Set in the slums of Paris, this film explores the lives of three friends (a black, a Jew, and an Arab) amidst racial tensions in France in the early 1990s. The title of the film means “hate” and each of the characters expresses hatred of the system in which they live. As the film progresses the characters learn from each other that life is what they make it. The film has a tragic end but, in typically French style, is full of wonderful philosophical gems.
2. Cidade de Deus 2002, Fernando Meirelles
Brazil, 1960’s, City of God. The Tender Trio robs motels and gas trucks. Younger kids watch and learn well…too well. 1970’s: Li’l Zé has prospered very well and owns the city. He causes violence and fear as he wipes out rival gangs without mercy. His best friend Bené is the only one to keep him on the good side of sanity. Rocket has watched these two gain power for years, and he wants no part of it. Yet he keeps getting swept up in the madness. All he wants to do is take pictures. 1980’s: Things are out of control between the last two remaining gangs…will it ever end? Welcome to the City of God.
1. Rebel Without a Cause 1955, Nicholas Ray
It would be safe to say that this film was the first great iconic film of the teen genre.

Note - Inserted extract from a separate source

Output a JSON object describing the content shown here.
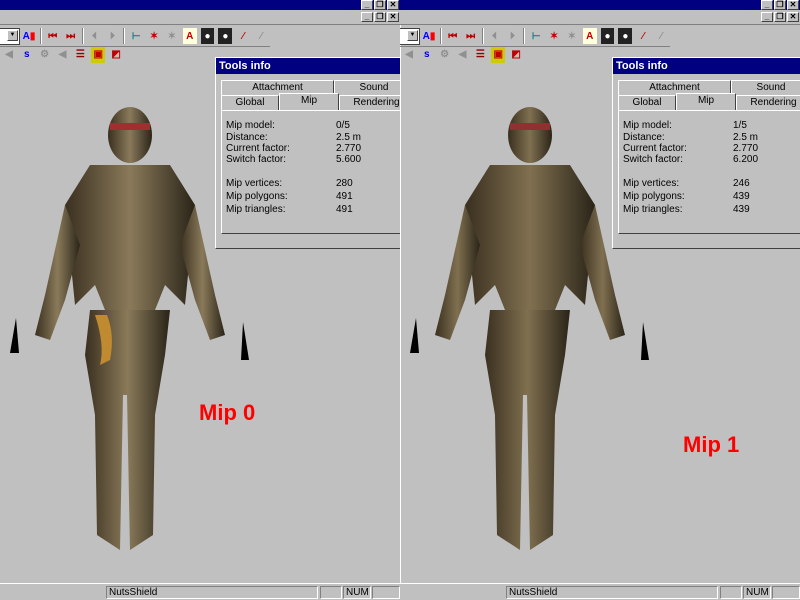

It was one of only three performances of James Dean and caused great scandal at the time because of the homosexual undertone that permeates the film between the characters played by Dean and Sal Mineo. I would be remiss if I were to not include this as the number one film. Dean has moved to a new town with his parents and is about to start at a new school. He befriends the unpopular Sal Mineo who idolizes him. This is a film that all film buffs must see.